“While AWARE welcomes most of the newly announced changes to the Child Development Co-Savings Act, one that gives us pause is the new policy disqualifying fathers from paid childcare leave and unpaid infant-care leave if their children are born from extramarital affairs,” said AWARE.
It added, “Mothers will still be eligible for leave (so as to not compromise to the children’s well-being), and the fathers will become eligible if they subsequently marry”.
The group was referring the latest amendments made on CDCA to particularly help retrenched parents and those of stillborn and adopted children, in order to encourage Singaporeans to have more children. The changes was passed in Parliament on Monday (2 August).
Despite the positive benefits arising from the changes, the Act does support fathers, who are either wed or unwed, as they will be disqualified from paid childcare leave and unpaid infant-care leave if their children are born from extramarital affairs.
Minister of State for Social and Family Development Sun Xueling said in Parliament that it was not the intent of CDCA to permit this, as the desired social norm remains parenthood within marriage.
However, pregnant mothers will still continue to be entitled to these leave schemes so that the child’s well-being is not compromised, and the fathers will become eligible if they later marry.
Voicing its dissatisfaction towards the changes, AWARE pointed out that the first issue with the policy is that it does not seem to prioritise the best interest of the child, which is something policies supporting parenthood need to do.

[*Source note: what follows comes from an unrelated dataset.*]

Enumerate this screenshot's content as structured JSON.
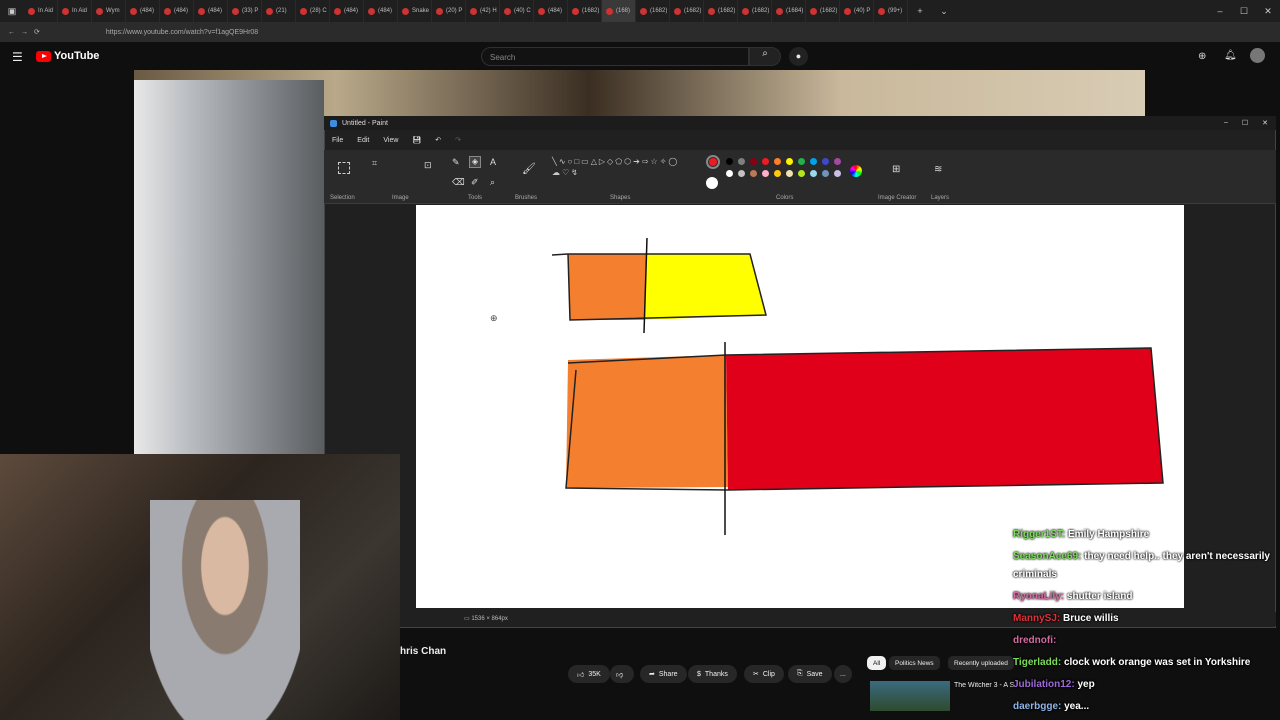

“Studies have shown that greater paternal involvement tends to result in benefits such as fewer behavioural problems, lower risk of substance abuse later in life, and a more gender-equal model for the child,” it explained.
As such, AWARE stressed that children should not be punished just because “we disapprove of their fathers’ conduct”.
Another issue that the group has is with the Government’s reasoning that CDCA is the “desired social norm remains parenthood within marriage”.
The Government’s theory on this is that if they extend support to individuals who have extramarital affairs, it will lead to undesirable outcome of more affairs in the future with more children being born to unwed parents, AWARE said.
However, the group noted that there isn’t any data to support this theory, adding that extending benefits like equal maternity leave to unwed mothers has not resulted in an uptick in unwed parents anyway.
“Unwed people have children for a variety of reasons largely unrelated to the availability of benefits.
“The fact that this policy is only directed at fathers, too, reinforces the idea that, no matter what, mothers hold the primary responsibility of parenting,” said AWARE.
The group also mentioned about PAP Women’s Wing and Young PAP recommendations last week for gender equality as it emphasised the importance of “promoting more equal sharing of the caregiving responsibilities between men and women”.
To this, AWARE questioned: “Is this moralistic policy going to undermine the more important signal to society that childcare needs to involve all genders?”
Lastly, the group also expressed that since there is already a societal stigma around extramarital affairs, this policy will possibly cause many unmarried fathers to not even claim childcare and infant-care leave if they have an illegitimate child.
“We suspect that the misuse of benefits that this policy seeks to address is unlikely to happen in the first place. Let’s keep our eyes on the most critical challenges facing society at large,” it concluded.